Many people believe that dying without a will is not a big deal, especially if they do not have a significant amount of wealth or property. You may believe that without a will, your family will simply divide up your belongings and take care of your affairs on their own. However, under New Jersey law, your family will have little control over what happens to your property in this type of situation.
Estates must pass through a legal process called “probate” and, without a will to submit for probate, the court will decide how your property will be distributed in line with New Jersey’s intestacy laws. These laws determine which family members will get your property in which order. You may expect that your entire estate will simply be transferred to your spouse, though that is not always the case. For example, if there are children from a different relationship, the law can get quite complicated as to how your estate will be distributed. If you have no family that can be identified, your property will be claimed by the state of New Jersey.
Not all property goes through probate, however. Property that may be distributed outside of the probate court includes:

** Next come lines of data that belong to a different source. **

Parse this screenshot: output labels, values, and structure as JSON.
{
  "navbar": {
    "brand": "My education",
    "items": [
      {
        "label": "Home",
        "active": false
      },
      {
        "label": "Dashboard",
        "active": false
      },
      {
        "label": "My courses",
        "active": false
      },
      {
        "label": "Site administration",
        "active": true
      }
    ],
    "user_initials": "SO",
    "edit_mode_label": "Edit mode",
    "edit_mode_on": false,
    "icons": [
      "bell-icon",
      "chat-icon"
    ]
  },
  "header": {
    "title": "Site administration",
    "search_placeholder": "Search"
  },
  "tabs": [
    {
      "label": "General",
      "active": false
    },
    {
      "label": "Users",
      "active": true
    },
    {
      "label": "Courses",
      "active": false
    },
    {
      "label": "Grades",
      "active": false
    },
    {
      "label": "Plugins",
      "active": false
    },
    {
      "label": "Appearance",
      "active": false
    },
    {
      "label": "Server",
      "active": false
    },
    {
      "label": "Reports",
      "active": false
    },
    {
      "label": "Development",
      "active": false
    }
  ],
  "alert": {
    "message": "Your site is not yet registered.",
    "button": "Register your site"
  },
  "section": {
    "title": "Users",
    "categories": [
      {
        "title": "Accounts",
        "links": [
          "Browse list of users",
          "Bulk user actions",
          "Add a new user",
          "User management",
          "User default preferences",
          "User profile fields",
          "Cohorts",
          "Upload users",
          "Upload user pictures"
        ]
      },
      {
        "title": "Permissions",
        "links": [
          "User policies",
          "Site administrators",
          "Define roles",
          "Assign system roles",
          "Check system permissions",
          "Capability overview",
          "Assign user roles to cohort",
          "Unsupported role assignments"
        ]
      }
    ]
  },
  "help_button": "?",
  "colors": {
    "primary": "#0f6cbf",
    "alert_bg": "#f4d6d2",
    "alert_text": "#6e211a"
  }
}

- Joint or payable on death accounts
- Real estate owned as a joint tenancy
- Retirement account or insurance policies with specified beneficiaries
- Property held in trust
Even if you believe that all of your property and assets fall into one of the above categories, it is still always wise to create a will. With proper will preparation, a will can contain a provision that addresses any residual property that you may not have considered. Therefore, none of your property would be distributed by the court and instead would be distributed in line with your wishes.
Call for a Consultation with a New Jersey Estate Planning Attorney Today
Having a valid and enforceable last will and testament is essential to ensure your property is distributed in the manner you choose after you pass away. In addition, a will is only one part of a comprehensive estate plan and an experienced estate planning attorney can review many other options that may be appropriate in your situation, including trusts or power of attorney documents. At the The Law Office of John L. Schettino, we have helped many individuals develop thorough and beneficial estate plans, so please contact our office for a consultation today at 201-498-9768.